• it is calculated over a time horizon that is four years shorter, but the cumulative effect on gross state product is 30% larger (9.9 billion dollars compared to 7.57 billion dollars).

• cumulative investment is higher – but only by about the same amount as the increase in the assumed construction cost of the mill (1.45 billion dollars versus 2.3 billion dollars ).

• the impact on consumption is about the same.

• the Tasmanian balance of trade has increased by about 1.5 billion dollars.

• the indirect employment impact is more than double. Now the mill creates 3100 jobs (250 direct and 2850 indirect), compared to the earlier estimate of 1617 (295 direct and 1322 indirect).

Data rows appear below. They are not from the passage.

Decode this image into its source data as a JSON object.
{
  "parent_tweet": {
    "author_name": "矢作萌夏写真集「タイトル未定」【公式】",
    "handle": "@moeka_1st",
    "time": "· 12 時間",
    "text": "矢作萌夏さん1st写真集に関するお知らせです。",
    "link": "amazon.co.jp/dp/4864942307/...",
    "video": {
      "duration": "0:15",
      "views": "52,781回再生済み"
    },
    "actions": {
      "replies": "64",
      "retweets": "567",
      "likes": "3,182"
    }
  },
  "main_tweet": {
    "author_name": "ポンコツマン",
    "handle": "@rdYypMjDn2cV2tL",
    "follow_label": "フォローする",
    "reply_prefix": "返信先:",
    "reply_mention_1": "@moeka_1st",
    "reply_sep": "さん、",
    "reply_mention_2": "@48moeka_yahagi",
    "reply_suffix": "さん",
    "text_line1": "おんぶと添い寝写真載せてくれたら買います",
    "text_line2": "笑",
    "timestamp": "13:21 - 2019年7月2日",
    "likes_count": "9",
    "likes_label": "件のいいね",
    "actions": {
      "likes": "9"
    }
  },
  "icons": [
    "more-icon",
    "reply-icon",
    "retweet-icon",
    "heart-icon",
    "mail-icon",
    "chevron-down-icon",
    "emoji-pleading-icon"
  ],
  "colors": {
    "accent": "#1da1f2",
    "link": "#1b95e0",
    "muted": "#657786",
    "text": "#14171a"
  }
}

One explanation that could account for the differences is that the mill is now assumed to operate at full capacity, giving a 15% increase in output of pulp. On the other hand, 10% of the wood supply is now going to be imported, cutting the monetary and employment impacts on the Tasmanian economy.

Alternatively, there might be a brighter outlook for world pulp prices. Given the appreciation of the Australian dollar, it would have to be a lot brighter to generate this sort of improvement in gross state product.

But in any case while higher pulp prices might lead to higher profits (and hence higher gross state product), most of the dividends will flow interstate or overseas. Higher profits would not translate into higher employment effects, purchases of raw materials from Tasmanian suppliers, or induce greater activity in the Tasmanian economy.

So the results of this report, which finds that the mill will produce more than twice as many indirect jobs as earlier estimated, are a puzzle.

This isn’t the first time that successive pulp mill modelling reports have produced wildly different results – see my earlier post: ‘Da Vinci, Picasso and Minister Tony Burke’: HERE

That won’t stop some parliamentarians and journalists reporting the latest set of results as holy writ. 

But to convince the rest of us it would help if, just this once, the proponents and their consultants were more forthcoming on their modelling assumptions.

First published: 2011-03-19 07:46 AM

Noel Pearson, The Australian: Backroom deals bless their wildest dreams